Europe and the United States have different policy options when it
comes to fighting global warming. Their clashing views on the
economic impact of climate change policies do not bode well for the
chances of any future global framework post-Kyoto.
The difference in climate change policies between the US and the
EU has focused on their acceptance/rejection of the 1997 Kyoto
Protocol. The irony is that this historical global agreement was
brought about mainly by pressure from the US, whose vice-president
Al Gore came up with the idea of market-based emissions trading to
tackle global warming. At that time, EU countries were very
sceptical and some even opposed the idea.
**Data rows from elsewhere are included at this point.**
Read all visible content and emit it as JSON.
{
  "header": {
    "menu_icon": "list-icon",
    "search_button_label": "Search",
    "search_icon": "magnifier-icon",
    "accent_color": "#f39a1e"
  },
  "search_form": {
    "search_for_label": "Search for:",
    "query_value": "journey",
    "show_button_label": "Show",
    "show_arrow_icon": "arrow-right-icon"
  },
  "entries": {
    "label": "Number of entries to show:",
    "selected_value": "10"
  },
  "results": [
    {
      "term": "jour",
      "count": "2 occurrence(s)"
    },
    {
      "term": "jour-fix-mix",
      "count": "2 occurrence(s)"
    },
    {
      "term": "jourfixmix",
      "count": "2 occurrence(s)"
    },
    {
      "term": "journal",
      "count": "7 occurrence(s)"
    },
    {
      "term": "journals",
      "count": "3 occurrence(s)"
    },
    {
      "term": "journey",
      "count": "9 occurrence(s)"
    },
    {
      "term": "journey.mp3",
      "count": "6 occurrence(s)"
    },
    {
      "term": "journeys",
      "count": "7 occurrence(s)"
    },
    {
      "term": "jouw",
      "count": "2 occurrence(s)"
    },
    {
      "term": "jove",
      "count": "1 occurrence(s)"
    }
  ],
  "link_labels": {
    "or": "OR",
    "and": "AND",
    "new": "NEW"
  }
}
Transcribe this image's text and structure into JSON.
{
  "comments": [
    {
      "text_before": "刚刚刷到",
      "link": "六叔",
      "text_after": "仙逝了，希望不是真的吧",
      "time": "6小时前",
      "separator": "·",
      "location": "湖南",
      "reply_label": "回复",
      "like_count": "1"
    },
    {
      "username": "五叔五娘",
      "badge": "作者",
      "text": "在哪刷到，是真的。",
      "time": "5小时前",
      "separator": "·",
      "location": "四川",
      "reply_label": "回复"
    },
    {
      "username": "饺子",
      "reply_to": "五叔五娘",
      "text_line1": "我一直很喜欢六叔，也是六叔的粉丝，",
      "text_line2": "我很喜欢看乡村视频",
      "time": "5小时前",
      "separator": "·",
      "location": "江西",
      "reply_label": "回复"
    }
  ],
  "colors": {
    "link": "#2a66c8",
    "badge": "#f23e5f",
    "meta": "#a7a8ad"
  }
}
The later US rejection
and the enthusiastic embrace by the EU of its emissions trading
scheme can therefore be interpreted as a major political
The decision of the Bush government to withdraw from the Kyoto
Protocol was based on studies about the economic
impact of its Kyoto commitments (the US being the largest
emitter of greenhouse gases), not on a direct questioning of the
science behind climate change.
The Global Climate Change Initiative,
which the Bush government launched in February 2002, aims to reduce
the greenhouse gas (GHG) ‘intensity’ of
the US economy (GHG emissions per unit of total GDP) by 18 per cent
over the period 2002-2012. The US government has claimed that this
is a similar effort to the commitments undertaken by Kyoto backers.
The policy measures in the US rely on voluntary
initiatives and technology and scientific
The government’s hesitation on climate change has led
to several initiatives in the US congress.
The most well-known is the McCain-Lieberman ‘Climate Stewardship
Act’ of 2003, which proposes a ‘cap and trade’ system for trading
GHG allowances as from 2010.
There also have been several strategies and action
plans at state level.
Businesses working in the US are divided
on the issue of climate change policies. Big companies like
ExxonMobil have questioned the human influence on climate change,
but others such as BP, Shell and Dupont have taken more progressive
positions, including a strong commitment to reduce their own
greenhouse gas emissions.
In Europe, EU business circles have
recently started expressing serious concerns about the impact of EU
climate change policies on the competitiveness of European